Television news was challenged to illustrate the stories it put on air, an issue that caused unfavourable comparisons with radio. Director of News Tahu Hole wrote in the Radio Times about the problems of getting news film, dependent as it often was on planes and customs restrictions. He looked forward to a time when film would be available almost instantly.
Television news grew from its shaky start. By 1955 it had twice as much airtime and with the introduction of newsreaders in vision it became increasingly popular. It really proved its worth in 1956, bringing footage of the crises in Suez and Hungary into people’s living rooms. Today the main bulletins on BBC One are augmented by the News Channel, which offers breaking news around the clock, as well as news streams available via online, mobile and tablet.
Also in July...
Investiture of Prince of Wales 1 July 1969

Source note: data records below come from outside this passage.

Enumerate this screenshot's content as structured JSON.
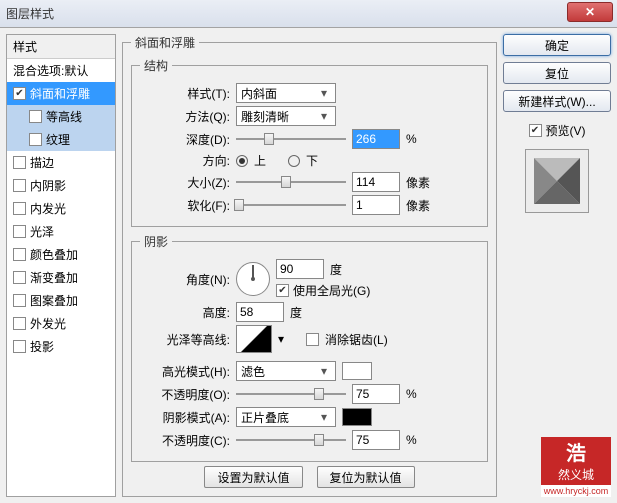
{
  "window": {
    "title": "图层样式",
    "close": "✕"
  },
  "left": {
    "header": "样式",
    "blend": "混合选项:默认",
    "items": [
      {
        "label": "斜面和浮雕",
        "checked": true,
        "selected": true
      },
      {
        "label": "等高线",
        "checked": false,
        "sub": true,
        "sel2": true
      },
      {
        "label": "纹理",
        "checked": false,
        "sub": true,
        "sel2": true
      },
      {
        "label": "描边",
        "checked": false
      },
      {
        "label": "内阴影",
        "checked": false
      },
      {
        "label": "内发光",
        "checked": false
      },
      {
        "label": "光泽",
        "checked": false
      },
      {
        "label": "颜色叠加",
        "checked": false
      },
      {
        "label": "渐变叠加",
        "checked": false
      },
      {
        "label": "图案叠加",
        "checked": false
      },
      {
        "label": "外发光",
        "checked": false
      },
      {
        "label": "投影",
        "checked": false
      }
    ]
  },
  "center": {
    "main_legend": "斜面和浮雕",
    "structure_legend": "结构",
    "style_lbl": "样式(T):",
    "style_val": "内斜面",
    "method_lbl": "方法(Q):",
    "method_val": "雕刻清晰",
    "depth_lbl": "深度(D):",
    "depth_val": "266",
    "depth_unit": "%",
    "direction_lbl": "方向:",
    "dir_up": "上",
    "dir_down": "下",
    "size_lbl": "大小(Z):",
    "size_val": "114",
    "size_unit": "像素",
    "soften_lbl": "软化(F):",
    "soften_val": "1",
    "soften_unit": "像素",
    "shading_legend": "阴影",
    "angle_lbl": "角度(N):",
    "angle_val": "90",
    "angle_unit": "度",
    "global_label": "使用全局光(G)",
    "alt_lbl": "高度:",
    "alt_val": "58",
    "alt_unit": "度",
    "gloss_lbl": "光泽等高线:",
    "antialias": "消除锯齿(L)",
    "hl_mode_lbl": "高光模式(H):",
    "hl_mode_val": "滤色",
    "hl_op_lbl": "不透明度(O):",
    "hl_op_val": "75",
    "hl_op_unit": "%",
    "sh_mode_lbl": "阴影模式(A):",
    "sh_mode_val": "正片叠底",
    "sh_op_lbl": "不透明度(C):",
    "sh_op_val": "75",
    "sh_op_unit": "%",
    "set_default": "设置为默认值",
    "reset_default": "复位为默认值"
  },
  "right": {
    "ok": "确定",
    "cancel": "复位",
    "new_style": "新建样式(W)...",
    "preview_label": "预览(V)"
  },
  "colors": {
    "hl": "#ffffff",
    "sh": "#000000"
  },
  "wm": {
    "line1": "浩",
    "line2": "然义城",
    "url": "www.hryckj.com"
  }
}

The Investiture of the Prince of Wales - when Prince Charles was formally presented to the Welsh people as their Prince - was broadcast live on 1 July 1969. The BBC brought all the pomp and pageantry to viewers and listeners in one of the biggest and most complex outside broadcasts since the Coronation. In the ceremony at Caernarfon Castle the Queen gave Charles the symbols that marked him as Prince of Wales; the sword, coronet, ring, rod and mantle. In addition to the 4000 guestspresent in the castle, 19 million saw it at home and another 500 million watched around the world.
Television coverage of the Investiture began on BBC One at 10:30am and continued until 4:30pm. At the same time it was broadcast in colour on BBC Two. The Investiture was a great demonstration of the benefits of the new medium and the number of colour sets in use doubled during the year. There was bilingual commentary on Radio 4 Wales with the main radio broadcast on Radio 3.
The BBC remains the first broadcaster audiences turn to for major national events, particularly those involving the Royal Family. The events surrounding the Queen’s Diamond Jubilee in 2012 saw extensive coverage as did – more recently - the wedding of the Duke and Duchess of Sussex.
Toytown first transmitted 19 July 1929
The radio programme Children's Hour was greatly loved by generations of children and adults alike, to the extent that when it eventually ended 60 MPs signed a parliamentary motion in protest. Most popular and enduring of all the sections of the programme was Toytown, which was first broadcast on 19 July 1929 and outlasted its host programme, continuing to 1963.
Toytown was narrated by Uncle Mac, Derek McCulloch, who also voiced Larry the Lamb. Larry's mischievous companion was Dennis the Dachsund, played by Ernest Jay. The other characters were The Mayor, Ernest the Policeman, Mr Growser, The Inventor, The Magician, Dennis the Artist, Captain Higgins, Mrs Goose and Letitia Lamb.
The inhabitants of Toytown were created by S.G. Hulme Beaman, inspired by wooden figures he modelled. Hulme Beaman wrote and illustrated 6 stories in the book 'Tales from Toytown', which were spotted by "Elizabeth" from Children's Hour, (the name given to presenter, May Jenkins). She it was who saw their potential as radio material. Following their success the BBC asked for more, and over the next couple of years Hulme Beaman produced another 24 stories for Children's Hour. The supply ended when he died in February 1932, aged only 45. Toytown proved so popular that it was repeated many times over the next decades.
Pot Black first transmitted 23 July 1969
Pot Black was a startling demonstration of the benefits of the new BBC Two colour service, and became an immediate success following its launch on 23 July 1969. The game of snooker was ideal for colour television; cameras mounted directly above the table allowed viewers a clear view of the action and enabled them to see the coloured balls potted in the correct order.
In the first programme the rules of the game were explained and some of the player's skills were demonstrated. In the subsequent seven weeks of the series a knockout competition was played between the top eight players in the world: Gary Owen, Jack Rea, John Pulman, Ray Reardon, Fred Davis, Rex Williams, Kingsley Kennerley and John Spencer. The eventual winner was Welsh amateur champion Ray Reardon, who won the Pot Black Trophy and £1000. The presenters were Ted Lowe, who devised the programme, and Alan Weeks.
Pot Black ran until 1986, by which time it had become a victim of its own success, overshadowed by the coverage of professional snooker on television. It was revived from 1991 to 1993 and again in 2005. It also spawned Junior Pot Black and made an appearance on Sport Relief.